What’s significant about the installation is that workers first needed to remove concrete blocks that had sealed shut the massive window openings. When finished, the 105-year-old building will feature 150 industrial-designed windows to help restore its original look.
The former Litho Press building (top right) is receiving a $16 million rehab from local developers The Whitsett Group and Ambrose Property Group. The project, known simply as 800 North Capitol Apartments, should be completed by the end of the year and will include 111 units.
Perhaps even more significant is that the redevelopment is just one of several projects that could help transform a three-block stretch of North Capitol.
Across the street, buyers of the ill-fated Di Rimini apartment project could present plans to salvage the building to city officials within the next few weeks, co-owner Mike Cunningham said.

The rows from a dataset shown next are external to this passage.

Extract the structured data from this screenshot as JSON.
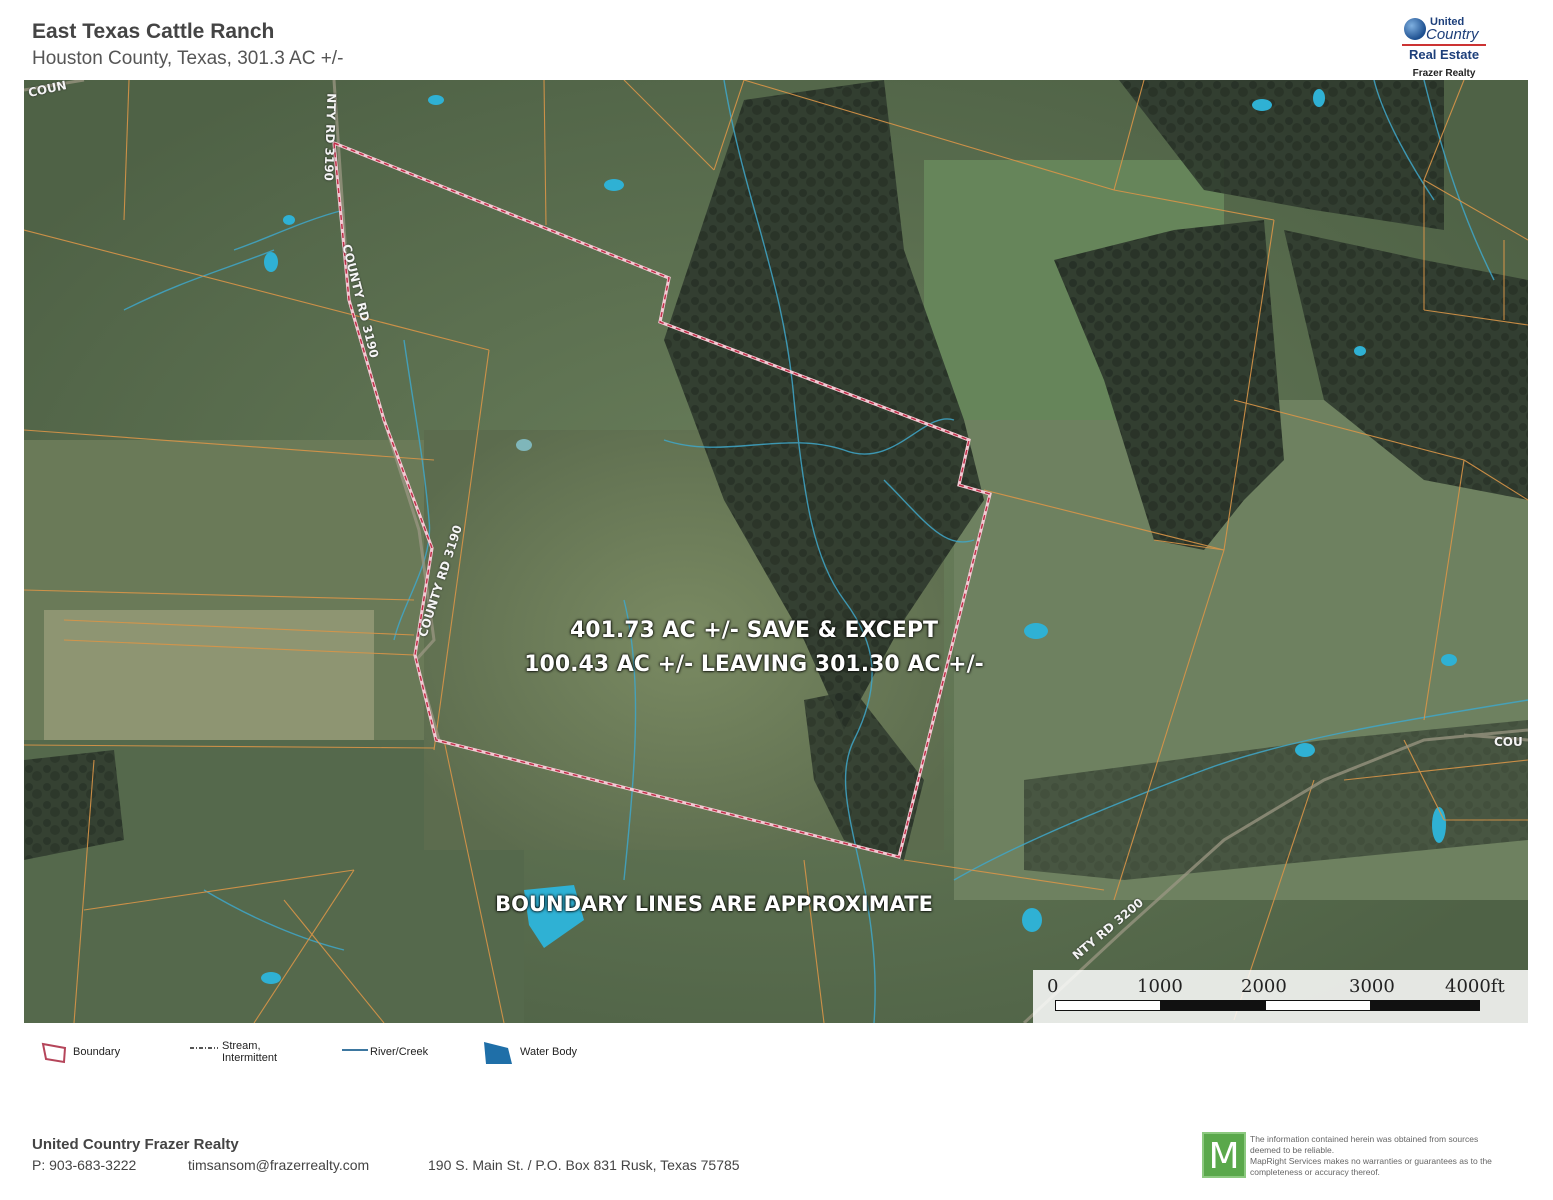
{
  "header": {
    "title": "East Texas Cattle Ranch",
    "subtitle": "Houston County, Texas, 301.3 AC +/-"
  },
  "logo": {
    "line1": "United",
    "line2": "Country",
    "line3": "Real Estate",
    "line4": "Frazer Realty"
  },
  "map": {
    "annotation_line1": "401.73 AC +/- SAVE & EXCEPT",
    "annotation_line2": "100.43 AC +/- LEAVING 301.30 AC +/-",
    "disclaimer_note": "BOUNDARY LINES ARE APPROXIMATE",
    "road_labels": {
      "top_left": "COUN",
      "north": "NTY RD 3190",
      "mid": "COUNTY RD 3190",
      "south": "COUNTY RD 3190",
      "east_edge": "COU",
      "southeast": "NTY RD 3200"
    },
    "colors": {
      "boundary": "#f3c9d3",
      "boundary_dash": "#c0304a",
      "parcel_lines": "#d99548",
      "streams": "#3fa7c9",
      "water": "#2fb1d4"
    }
  },
  "scale_bar": {
    "labels": [
      "0",
      "1000",
      "2000",
      "3000",
      "4000ft"
    ]
  },
  "legend": {
    "boundary": "Boundary",
    "stream_line1": "Stream,",
    "stream_line2": "Intermittent",
    "river": "River/Creek",
    "water": "Water Body"
  },
  "footer": {
    "company": "United Country Frazer Realty",
    "phone": "P: 903-683-3222",
    "email": "timsansom@frazerrealty.com",
    "address": "190 S. Main St. / P.O. Box 831 Rusk, Texas 75785",
    "disclaimer_line1": "The information contained herein was obtained from sources",
    "disclaimer_line2": "deemed to be reliable.",
    "disclaimer_line3": "MapRight Services makes no warranties or guarantees as to the",
    "disclaimer_line4": "completeness or accuracy thereof.",
    "mapright_logo_letter": "M"
  }
}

City officials halted Di Rimini three years ago because of numerous code violations.
Cunningham, a local restaurateur, and contractor Patrick Heitz purchased the vacant 31-unit complex at 733 N. Capitol Ave. in late March from Louisville-based Stock Yards Bank & Trust for $700,000. The bank took ownership of the building last year after foreclosing on a $2.8 million loan to the original developer.
At 720 N. Capitol Ave., a second story is being added to a building (right) that will be occupied by Rowland Design Inc. The local design firm plans to move from its current digs in Lockerbie Square at 701 E. New York St. in October to the building on North Capitol, where it will take the entire 11,200 square feet.
Loftus Robinson Development purchased the building, which formerly housed an ADT call center, in March.
And farther north, at 922 N. Capitol Ave., the longtime owners of Capitol Clutch are retiring and selling their building through a sealed-bid process with a deadline of Sept. 10.
The ugly, one-story metal building has sparked a lot of curiosity, said Ray Simons, a Cassidy Turley broker with the listing.
“The reason they chose an auction is because over the years they’ve had multiple parties that have expressed their interest,” he said. “We all decided what better way to maximize the value of the property than to create a competitive environment for bidding.”